Well, at least you know now, right? It would be quite frustrating if no one ever corrected you. You are correct, though, it would make more sense for it to be pluralized. However, English doesn't make much sense, so that's not how it works. ;) Also, I feel rude doing this but I know you would want to know this, so I'll say it anyway. I think your last sentence - "annoying error of me" - should be "annoying error of mine." I do feel rude correcting you, but as a fellow language learner I know it's good to realize your mistakes.
It is because the noun is being used as an adjective and so it is not usually plural, although some nouns are always plural and of course there are some exceptions, such as when the noun refers to people. http://www.englishleap.com/grammar/noun-as-adjective\
http://www.usingenglish.com/glossary/noun-as-adjective.html Electronics store is correct but it is a Fabric store
It's a fabric store as a general class, but it's either the fabric or the fabrics department...and some individual fabric stores are, by their own name, fabrics stores, e.g. Joann Fabrics and Crafts; https://firecrackerfabrics.com;

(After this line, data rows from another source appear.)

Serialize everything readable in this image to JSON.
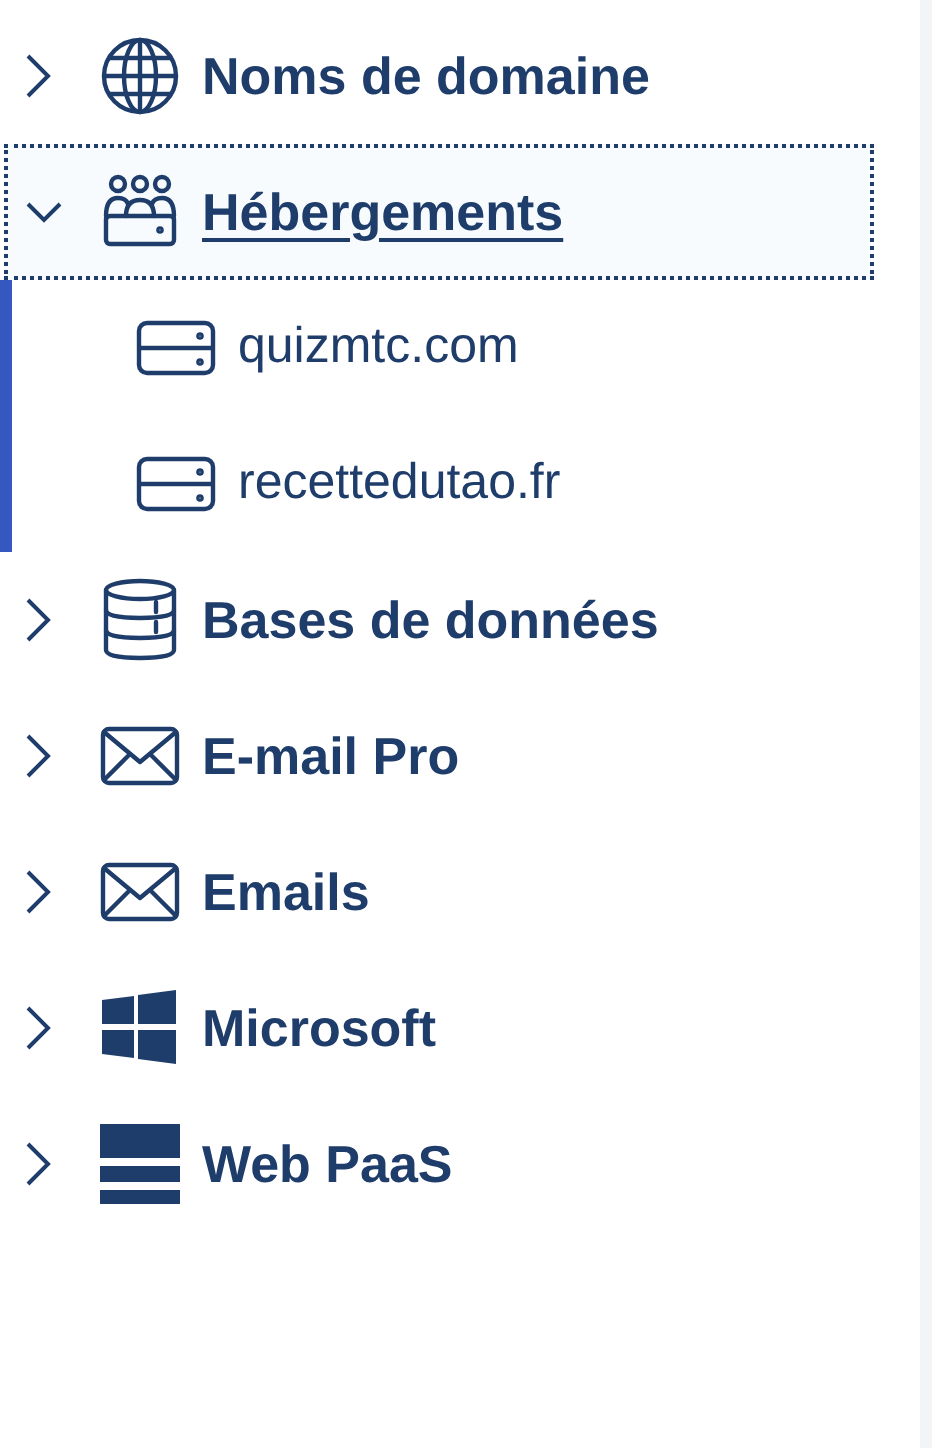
{
  "menu": [
    {
      "label": "Noms de domaine",
      "kind": "globe",
      "expanded": false,
      "focused": false
    },
    {
      "label": "Hébergements",
      "kind": "hosting",
      "expanded": true,
      "focused": true,
      "children": [
        {
          "label": "quizmtc.com",
          "kind": "server"
        },
        {
          "label": "recettedutao.fr",
          "kind": "server"
        }
      ]
    },
    {
      "label": "Bases de données",
      "kind": "database",
      "expanded": false,
      "focused": false
    },
    {
      "label": "E-mail Pro",
      "kind": "mail",
      "expanded": false,
      "focused": false
    },
    {
      "label": "Emails",
      "kind": "mail",
      "expanded": false,
      "focused": false
    },
    {
      "label": "Microsoft",
      "kind": "windows",
      "expanded": false,
      "focused": false
    },
    {
      "label": "Web PaaS",
      "kind": "stack",
      "expanded": false,
      "focused": false
    }
  ]
}
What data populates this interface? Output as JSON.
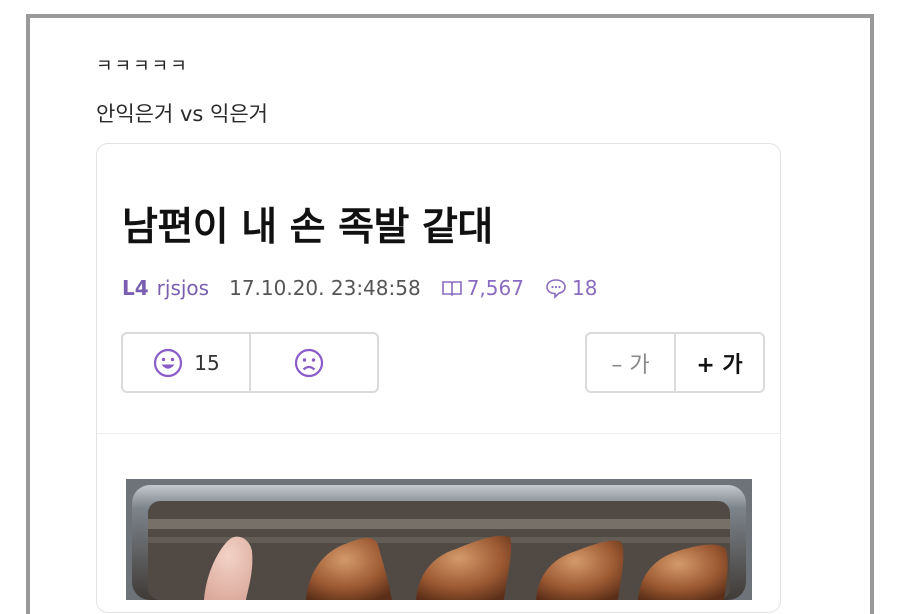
{
  "caption": {
    "line1": "ㅋㅋㅋㅋㅋ",
    "line2": "안익은거 vs 익은거"
  },
  "post": {
    "title": "남편이 내 손 족발 같대",
    "level": "L4",
    "username": "rjsjos",
    "datetime": "17.10.20. 23:48:58",
    "views": "7,567",
    "comments": "18",
    "views_icon": "book-icon",
    "comments_icon": "speech-bubble-icon"
  },
  "votes": {
    "like_count": "15",
    "like_icon": "happy-face-icon",
    "dislike_icon": "sad-face-icon"
  },
  "font_controls": {
    "smaller_label": "– 가",
    "larger_label": "+ 가"
  },
  "image": {
    "icon": "photo-icon"
  },
  "colors": {
    "accent": "#7a5fb0",
    "border": "#dadada",
    "frame": "#9a9a9a"
  }
}
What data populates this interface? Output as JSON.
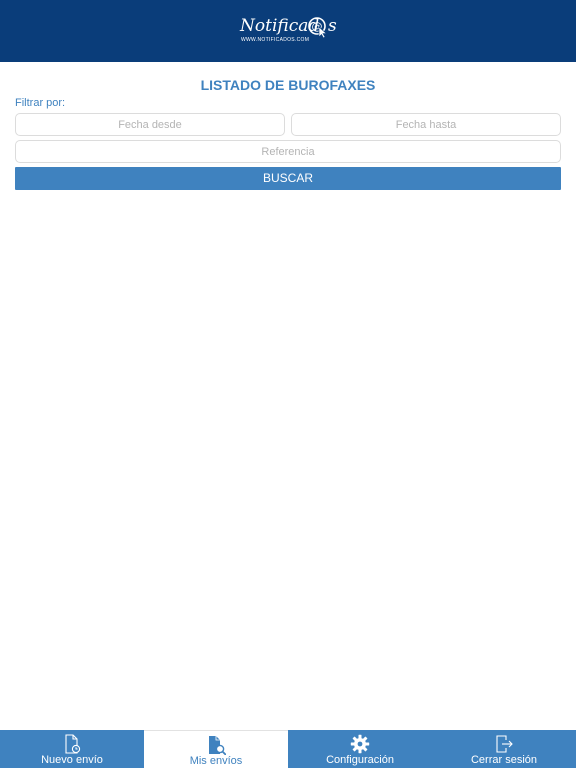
{
  "header": {
    "logo_main": "Notificad",
    "logo_tail": "s",
    "logo_sub": "WWW.NOTIFICADOS.COM"
  },
  "page": {
    "title": "LISTADO DE BUROFAXES",
    "filter_label": "Filtrar por:"
  },
  "filters": {
    "fecha_desde_placeholder": "Fecha desde",
    "fecha_hasta_placeholder": "Fecha hasta",
    "referencia_placeholder": "Referencia",
    "fecha_desde_value": "",
    "fecha_hasta_value": "",
    "referencia_value": ""
  },
  "search_button_label": "BUSCAR",
  "tabs": [
    {
      "label": "Nuevo envío",
      "icon": "new-document-icon",
      "active": false
    },
    {
      "label": "Mis envíos",
      "icon": "search-document-icon",
      "active": true
    },
    {
      "label": "Configuración",
      "icon": "gear-icon",
      "active": false
    },
    {
      "label": "Cerrar sesión",
      "icon": "logout-icon",
      "active": false
    }
  ],
  "colors": {
    "header_bg": "#0a3d7a",
    "accent": "#3f82bf",
    "tab_active_bg": "#ffffff"
  }
}
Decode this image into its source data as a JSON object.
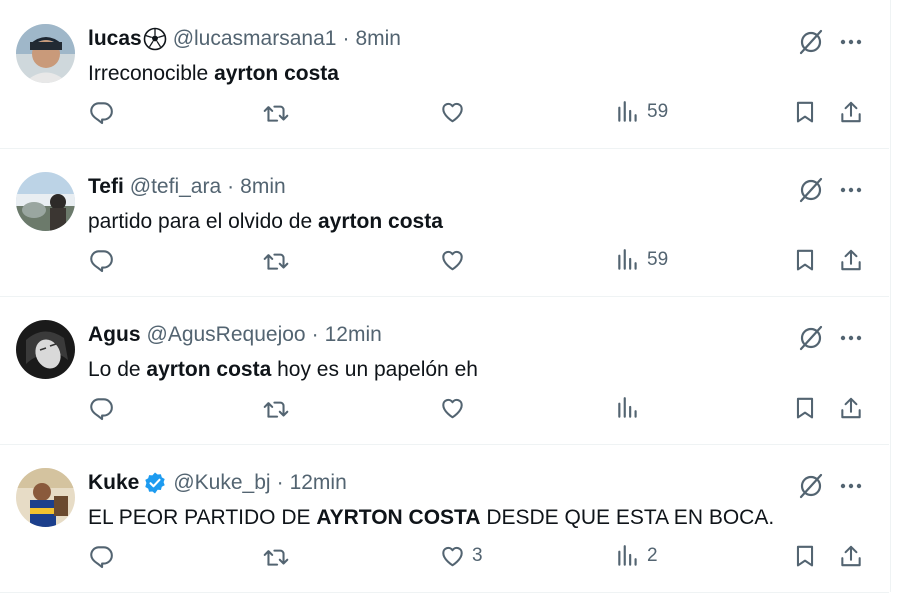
{
  "tweets": [
    {
      "name": "lucas",
      "handle": "@lucasmarsana1",
      "time": "8min",
      "text_pre": "Irreconocible ",
      "text_bold": "ayrton costa",
      "text_post": "",
      "has_emoji": true,
      "verified": false,
      "replies": "",
      "retweets": "",
      "likes": "",
      "views": "59"
    },
    {
      "name": "Tefi",
      "handle": "@tefi_ara",
      "time": "8min",
      "text_pre": "partido para el olvido de ",
      "text_bold": "ayrton costa",
      "text_post": "",
      "has_emoji": false,
      "verified": false,
      "replies": "",
      "retweets": "",
      "likes": "",
      "views": "59"
    },
    {
      "name": "Agus",
      "handle": "@AgusRequejoo",
      "time": "12min",
      "text_pre": "Lo de ",
      "text_bold": "ayrton costa",
      "text_post": " hoy es un papelón eh",
      "has_emoji": false,
      "verified": false,
      "replies": "",
      "retweets": "",
      "likes": "",
      "views": ""
    },
    {
      "name": "Kuke",
      "handle": "@Kuke_bj",
      "time": "12min",
      "text_pre": "EL PEOR PARTIDO DE ",
      "text_bold": "AYRTON COSTA",
      "text_post": " DESDE QUE ESTA EN BOCA.",
      "has_emoji": false,
      "verified": true,
      "replies": "",
      "retweets": "",
      "likes": "3",
      "views": "2"
    }
  ],
  "header_separator": "·",
  "colors": {
    "text": "#0f1419",
    "secondary": "#536471",
    "verified": "#1d9bf0",
    "divider": "#eff3f4"
  }
}
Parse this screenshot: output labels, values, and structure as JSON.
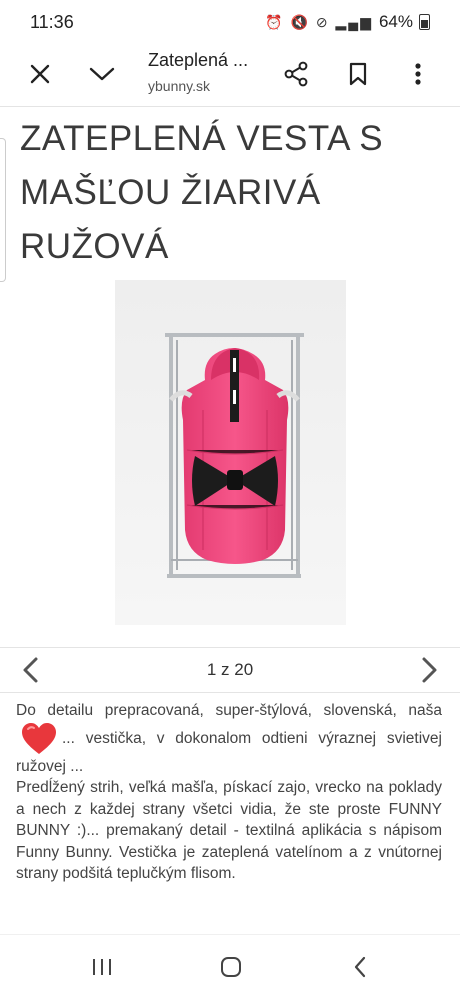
{
  "status_bar": {
    "time": "11:36",
    "battery": "64%"
  },
  "toolbar": {
    "title": "Zateplená ...",
    "url": "ybunny.sk"
  },
  "product": {
    "title": "ZATEPLENÁ VESTA S MAŠĽOU ŽIARIVÁ RUŽOVÁ"
  },
  "pager": {
    "count": "1 z 20"
  },
  "description": {
    "line1": "Do detailu prepracovaná, super-štýlová, slovenská, naša",
    "line1_end": "... vestička, v dokonalom odtieni výraznej svietivej ružovej ...",
    "paragraph2": "Predĺžený strih, veľká mašľa, pískací zajo, vrecko na poklady a nech z každej strany všetci vidia, že ste proste FUNNY BUNNY :)... premakaný detail - textilná aplikácia s nápisom Funny Bunny. Vestička je zateplená vatelínom a z vnútornej strany podšitá teplučkým flisom."
  },
  "icons": {
    "close": "close-icon",
    "collapse": "chevron-down-icon",
    "share": "share-icon",
    "bookmark": "bookmark-icon",
    "menu": "more-vertical-icon",
    "prev": "chevron-left-icon",
    "next": "chevron-right-icon",
    "heart": "heart-emoji-icon"
  },
  "colors": {
    "vest_pink": "#f2467e",
    "bow_black": "#1c1c1c"
  }
}
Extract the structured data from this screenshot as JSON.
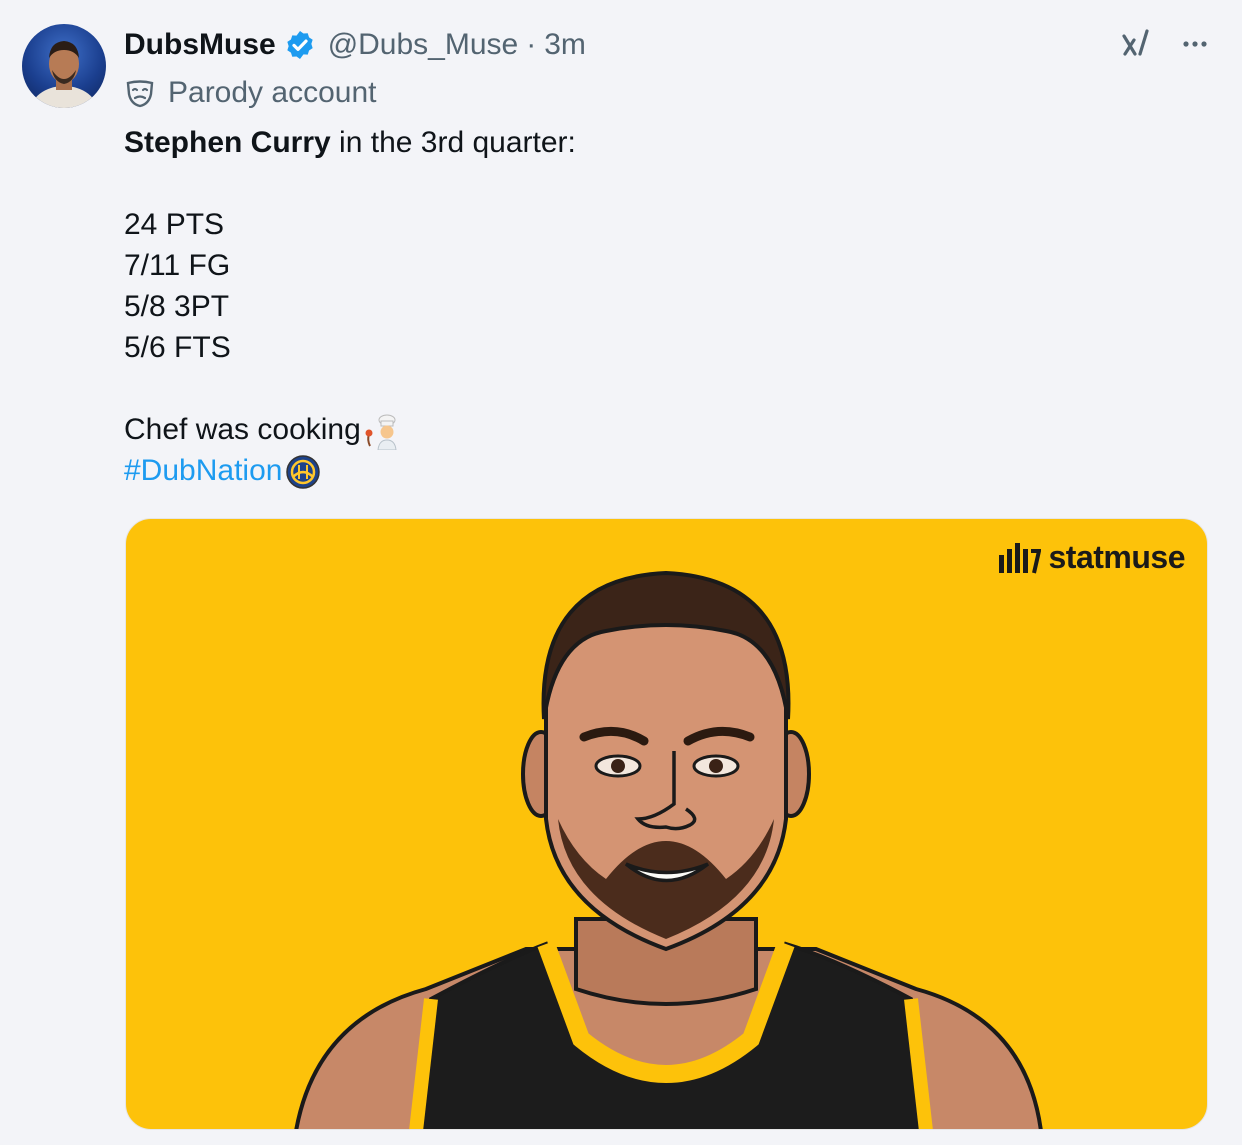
{
  "post": {
    "display_name": "DubsMuse",
    "handle": "@Dubs_Muse",
    "separator": "·",
    "time": "3m",
    "badge_label": "Parody account",
    "text": {
      "player_name": "Stephen Curry",
      "intro_rest": " in the 3rd quarter:",
      "stats": [
        "24 PTS",
        "7/11 FG",
        "5/8 3PT",
        "5/6 FTS"
      ],
      "closing": "Chef was cooking",
      "hashtag": "#DubNation"
    },
    "media": {
      "brand": "statmuse",
      "background_color": "#fdc20a"
    },
    "icons": {
      "verified": "verified-badge-icon",
      "grok": "grok-icon",
      "more": "more-icon",
      "parody": "mask-icon",
      "emoji_closing": "cook-emoji-icon",
      "emoji_hashtag": "warriors-logo-icon"
    },
    "colors": {
      "link": "#1d9bf0",
      "secondary_text": "#536471",
      "primary_text": "#0f1419"
    }
  }
}
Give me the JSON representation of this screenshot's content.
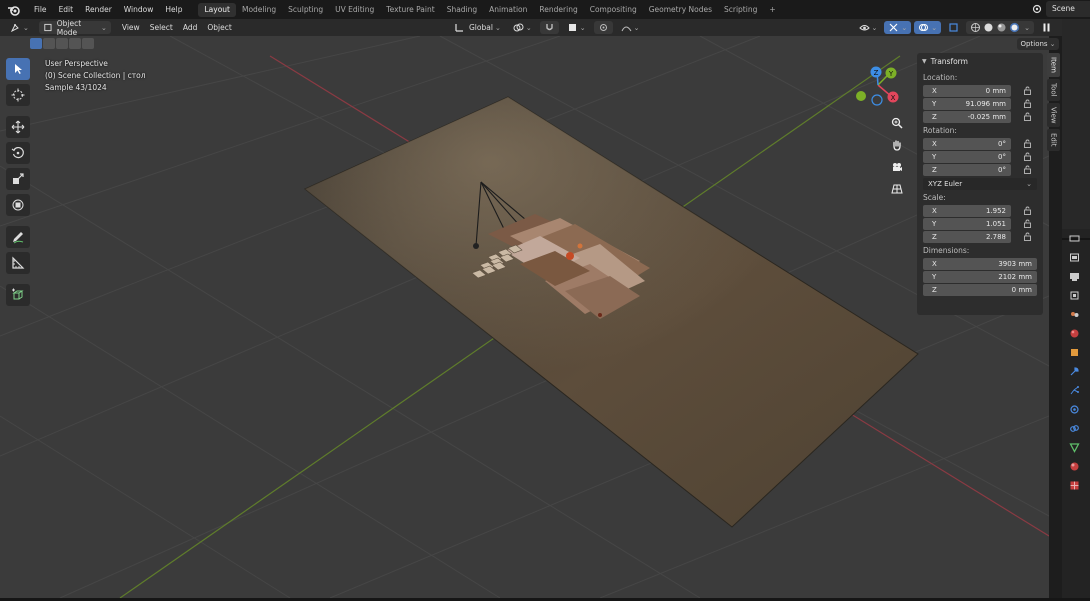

(note: I do not work for any of these! purely informational.)
Electronics is such a broad category of items, not a single kind: TV's, Radios, computers, door alarms, sewing machines, too many examples. Whereas Fabric is just "textiles" and that would include threads and zippers and batting. Hence, the Electronic"s" Department versus Fabric Department. Appliance"s" (ovens, mixers, fridges, toasters, kettles) versus Houseware (dinnerware including glasses and cutlery and food prep handtools). Shoe Department has footwear not footwear"s". Furniture not Furniture"s"
Here in England, we normally call it the footwear department, because it sells slippers, trainers, sandals and boots as well as shoes, but I just tried that, and Duolingo doesn't accept it.
I wouldn't think so. The "afdeling" part of the word means "department", so it's referring to the shoe section of a shop , not a whole shop which sells shoes. I think the Dutch for "shoe shop" (or "shoe store" if you are American) wiuld be schoenenwinkel.